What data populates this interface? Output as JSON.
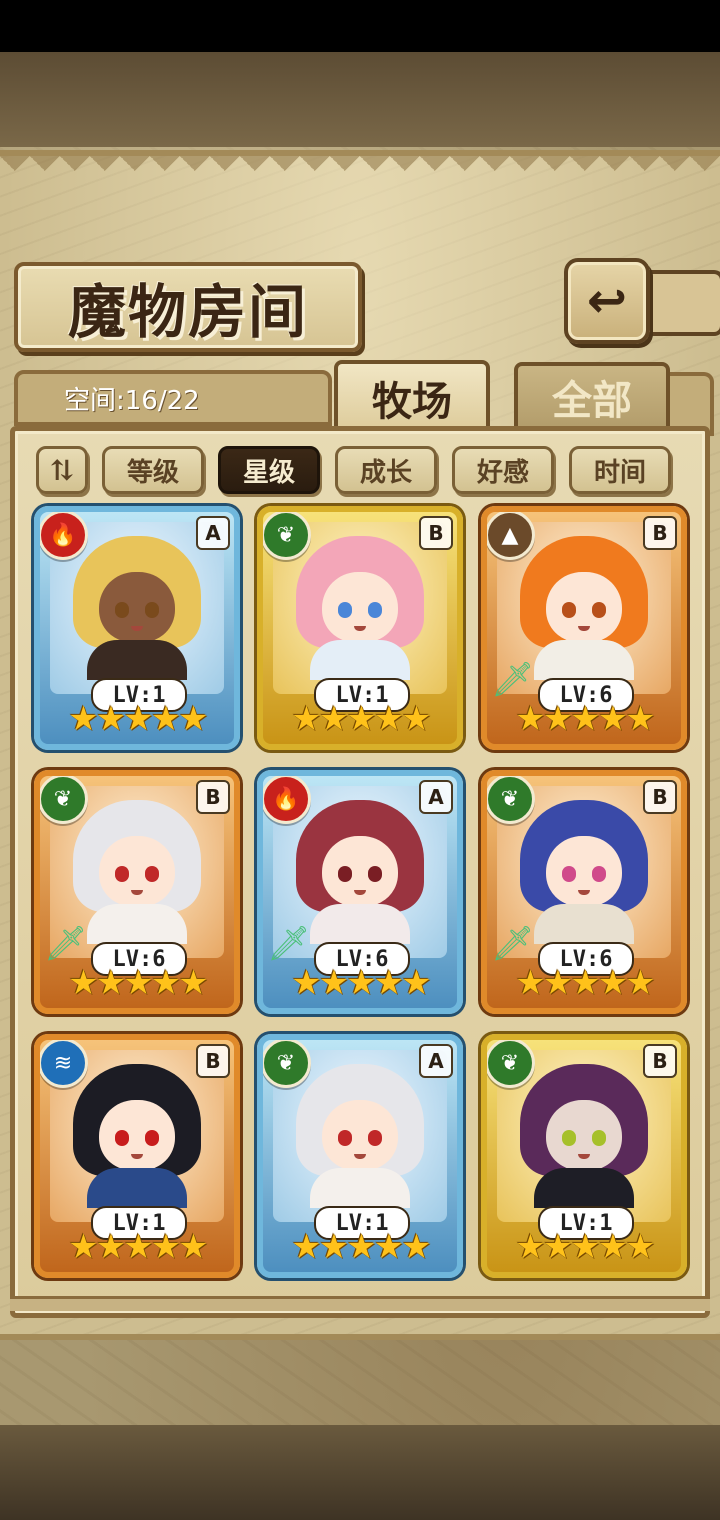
{
  "header": {
    "title": "魔物房间",
    "back_icon": "↩"
  },
  "space": {
    "label": "空间:16/22"
  },
  "tabs": [
    {
      "label": "牧场",
      "active": true
    },
    {
      "label": "全部",
      "active": false
    }
  ],
  "sort": {
    "toggle_icon": "⇅",
    "options": [
      {
        "label": "等级",
        "active": false
      },
      {
        "label": "星级",
        "active": true
      },
      {
        "label": "成长",
        "active": false
      },
      {
        "label": "好感",
        "active": false
      },
      {
        "label": "时间",
        "active": false
      }
    ]
  },
  "cards": [
    {
      "frame": "blue",
      "element": "fire",
      "element_color": "#c8211c",
      "element_icon": "🔥",
      "rank": "A",
      "level": "LV:1",
      "stars": 5,
      "hair": "#e8c45a",
      "eye": "#7a4a1c",
      "body": "#3a2a22",
      "skin": "#8a5a3c",
      "sword": false
    },
    {
      "frame": "gold",
      "element": "leaf",
      "element_color": "#2f7a2a",
      "element_icon": "❦",
      "rank": "B",
      "level": "LV:1",
      "stars": 5,
      "hair": "#f3a6b8",
      "eye": "#4a86d8",
      "body": "#e4eef7",
      "skin": "#fde6d6",
      "sword": false
    },
    {
      "frame": "orange",
      "element": "earth",
      "element_color": "#6b4a2a",
      "element_icon": "▲",
      "rank": "B",
      "level": "LV:6",
      "stars": 5,
      "hair": "#f07a1e",
      "eye": "#b8501a",
      "body": "#f2eee6",
      "skin": "#fde6d6",
      "sword": true
    },
    {
      "frame": "orange",
      "element": "leaf",
      "element_color": "#2f7a2a",
      "element_icon": "❦",
      "rank": "B",
      "level": "LV:6",
      "stars": 5,
      "hair": "#e6e6ea",
      "eye": "#c02828",
      "body": "#f4f0ec",
      "skin": "#fde6d6",
      "sword": true
    },
    {
      "frame": "blue",
      "element": "fire",
      "element_color": "#c8211c",
      "element_icon": "🔥",
      "rank": "A",
      "level": "LV:6",
      "stars": 5,
      "hair": "#9a3440",
      "eye": "#7a1e24",
      "body": "#f2eaea",
      "skin": "#fde6d6",
      "sword": true
    },
    {
      "frame": "orange",
      "element": "leaf",
      "element_color": "#2f7a2a",
      "element_icon": "❦",
      "rank": "B",
      "level": "LV:6",
      "stars": 5,
      "hair": "#3a4aa8",
      "eye": "#d04a8a",
      "body": "#e8e0d0",
      "skin": "#fde6d6",
      "sword": true
    },
    {
      "frame": "orange",
      "element": "water",
      "element_color": "#1f6fb8",
      "element_icon": "≋",
      "rank": "B",
      "level": "LV:1",
      "stars": 5,
      "hair": "#1c1c24",
      "eye": "#c81c1c",
      "body": "#2a4a8a",
      "skin": "#fde6d6",
      "sword": false
    },
    {
      "frame": "blue",
      "element": "leaf",
      "element_color": "#2f7a2a",
      "element_icon": "❦",
      "rank": "A",
      "level": "LV:1",
      "stars": 5,
      "hair": "#e6e6ea",
      "eye": "#c02828",
      "body": "#f4f0ec",
      "skin": "#fde6d6",
      "sword": false
    },
    {
      "frame": "gold",
      "element": "leaf",
      "element_color": "#2f7a2a",
      "element_icon": "❦",
      "rank": "B",
      "level": "LV:1",
      "stars": 5,
      "hair": "#5a2a5a",
      "eye": "#a6c02a",
      "body": "#1e1e26",
      "skin": "#e8d8d0",
      "sword": false
    }
  ]
}
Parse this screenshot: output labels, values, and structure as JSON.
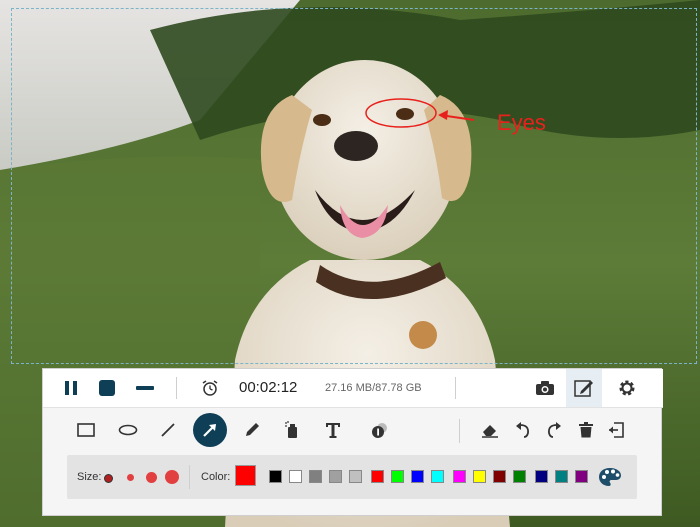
{
  "annotation": {
    "label": "Eyes",
    "color": "#e8211c"
  },
  "recorder": {
    "timer": "00:02:12",
    "storage": "27.16 MB/87.78 GB",
    "accent": "#0e3f57"
  },
  "toolbar_icons": [
    "pause-icon",
    "stop-icon",
    "minimize-icon",
    "alarm-clock-icon",
    "camera-icon",
    "edit-icon",
    "gear-icon"
  ],
  "drawing_tools": [
    "rectangle-icon",
    "ellipse-icon",
    "line-icon",
    "arrow-icon",
    "pencil-icon",
    "spray-icon",
    "text-icon",
    "number-marker-icon",
    "eraser-icon",
    "undo-icon",
    "redo-icon",
    "trash-icon",
    "exit-icon"
  ],
  "palette": {
    "size_label": "Size:",
    "color_label": "Color:",
    "current_color": "#ff0000",
    "colors": [
      "#000000",
      "#ffffff",
      "#808080",
      "#a0a0a0",
      "#c0c0c0",
      "#ff0000",
      "#00ff00",
      "#0000ff",
      "#00ffff",
      "#ff00ff",
      "#ffff00",
      "#800000",
      "#008000",
      "#000080",
      "#008080",
      "#800080"
    ]
  }
}
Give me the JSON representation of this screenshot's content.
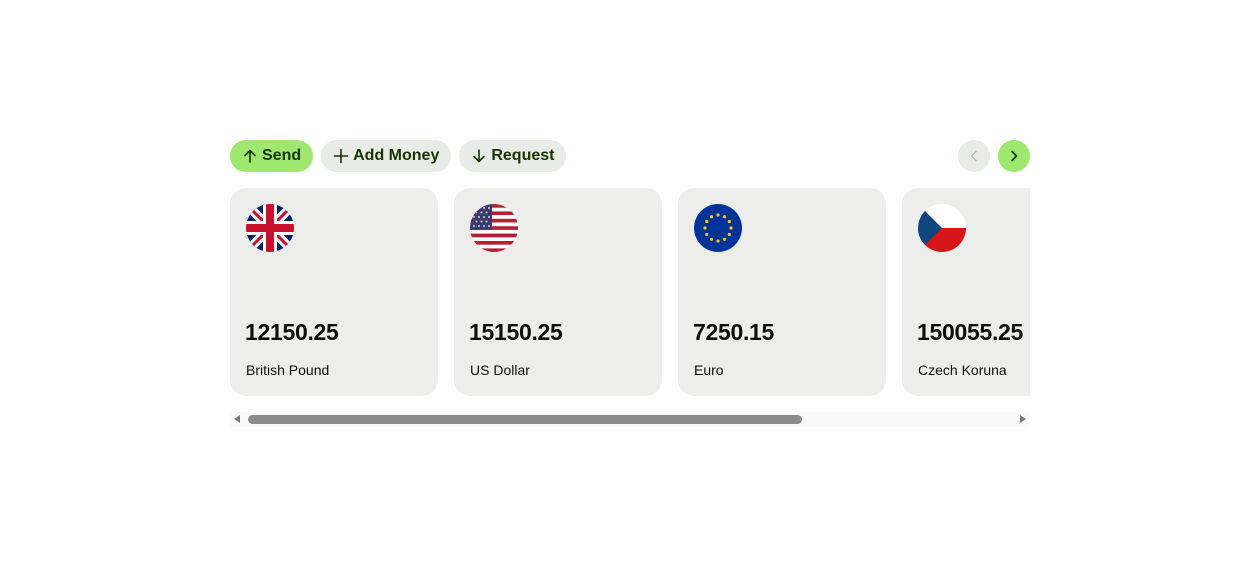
{
  "actions": {
    "send_label": "Send",
    "add_money_label": "Add Money",
    "request_label": "Request"
  },
  "colors": {
    "accent": "#9fe870",
    "pill_bg": "#e8ebe6",
    "card_bg": "#edeeec",
    "text": "#0e0f0c",
    "button_text": "#163300"
  },
  "icons": {
    "send": "arrow-up-icon",
    "add_money": "plus-icon",
    "request": "arrow-down-icon",
    "prev": "chevron-left-icon",
    "next": "chevron-right-icon"
  },
  "accounts": [
    {
      "amount": "12150.25",
      "currency": "British Pound",
      "flag": "uk-flag-icon"
    },
    {
      "amount": "15150.25",
      "currency": "US Dollar",
      "flag": "us-flag-icon"
    },
    {
      "amount": "7250.15",
      "currency": "Euro",
      "flag": "eu-flag-icon"
    },
    {
      "amount": "150055.25",
      "currency": "Czech Koruna",
      "flag": "cz-flag-icon"
    }
  ],
  "navigation": {
    "prev_enabled": false,
    "next_enabled": true
  }
}
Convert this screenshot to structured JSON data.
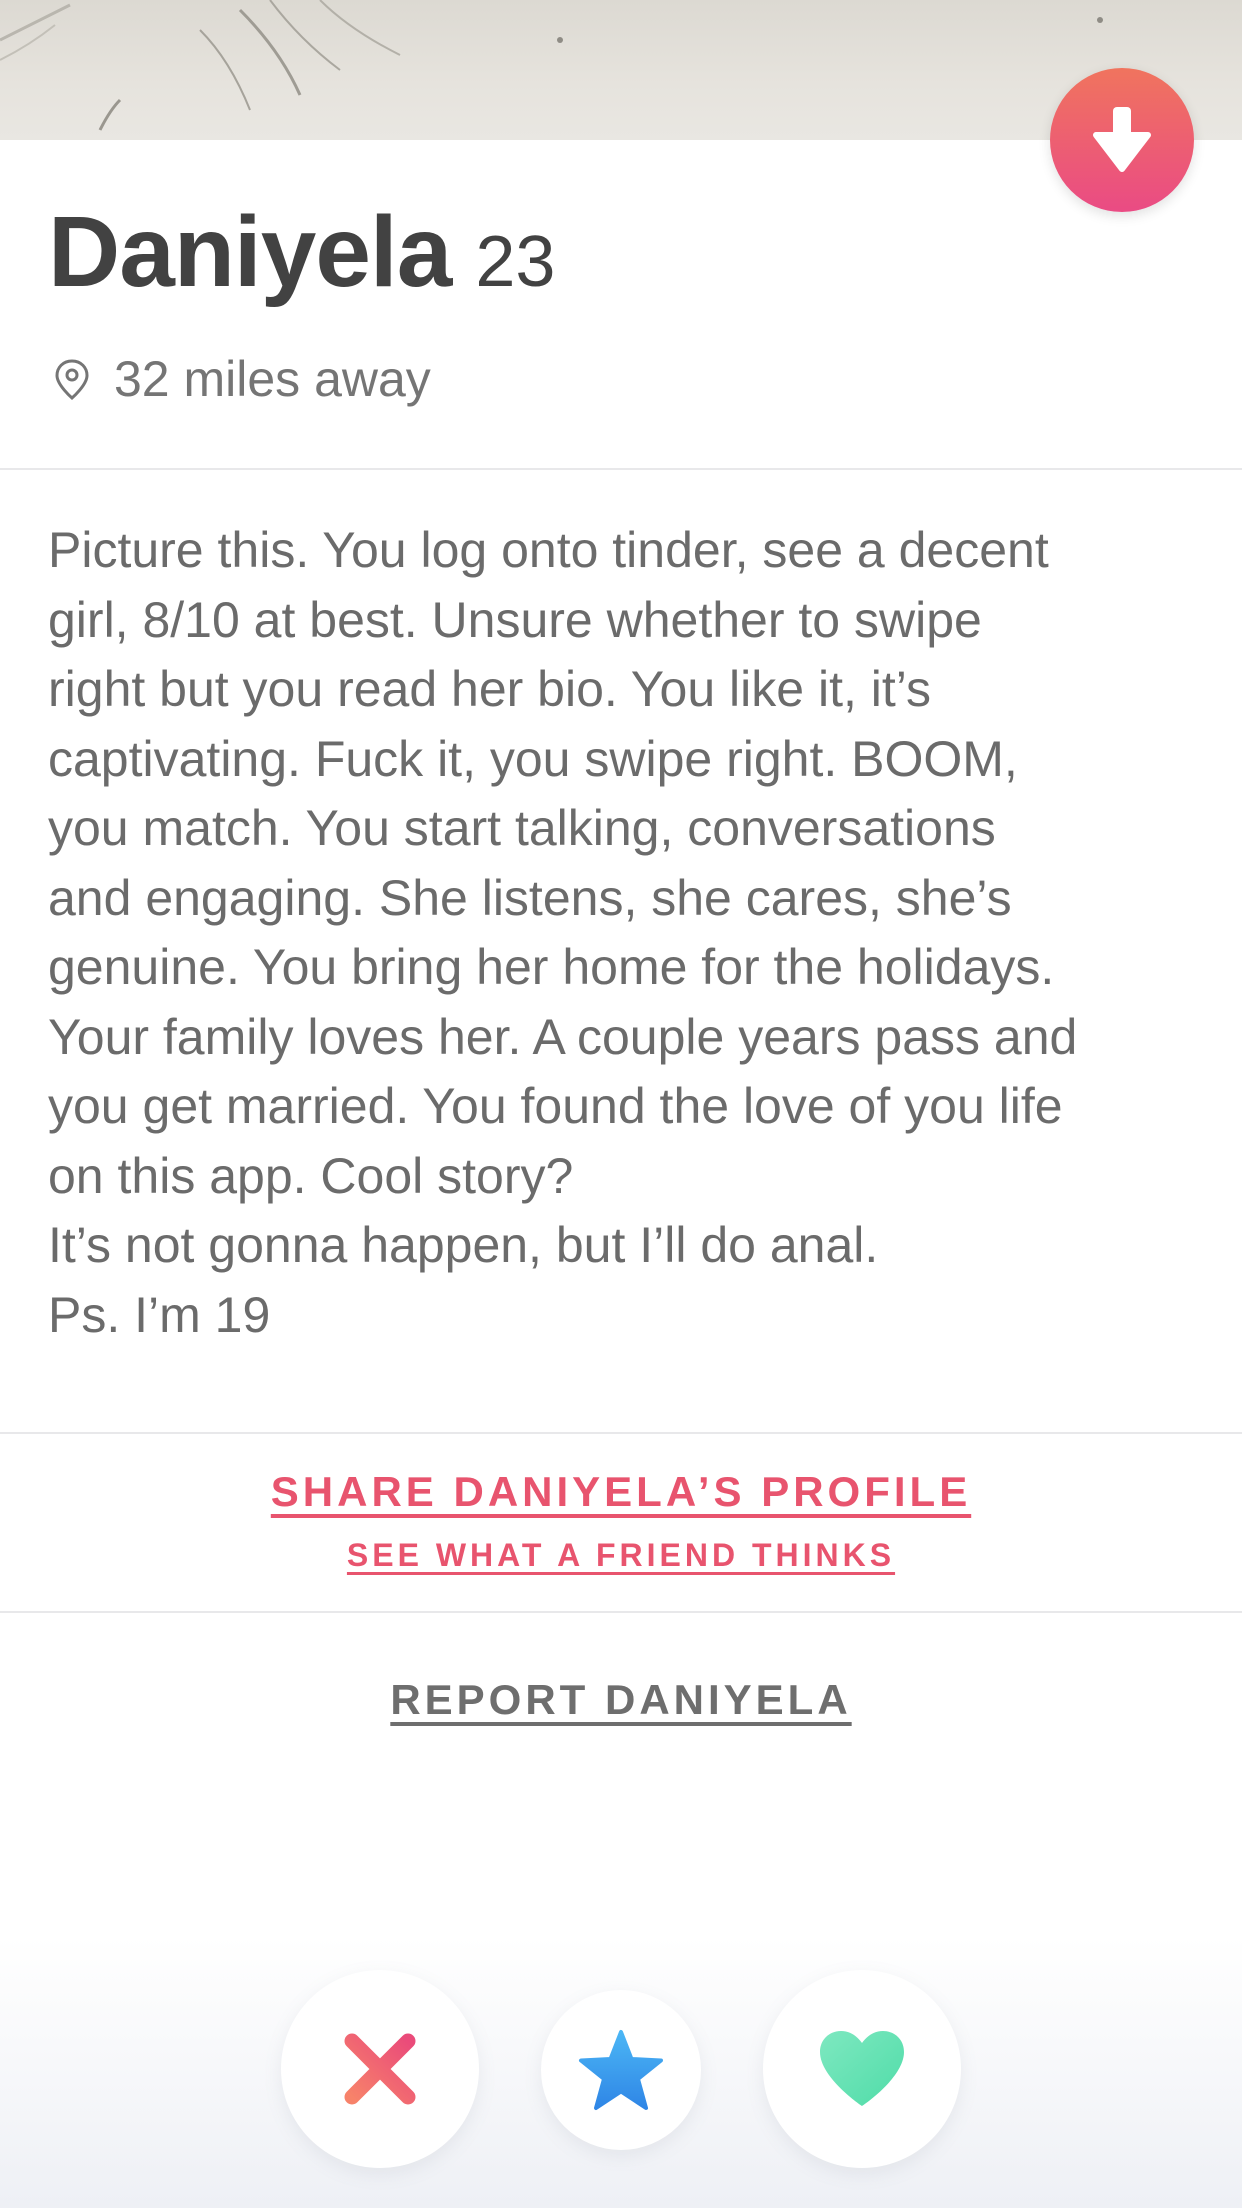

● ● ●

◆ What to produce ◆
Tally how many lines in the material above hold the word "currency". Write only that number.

◆ Answer section ◆
4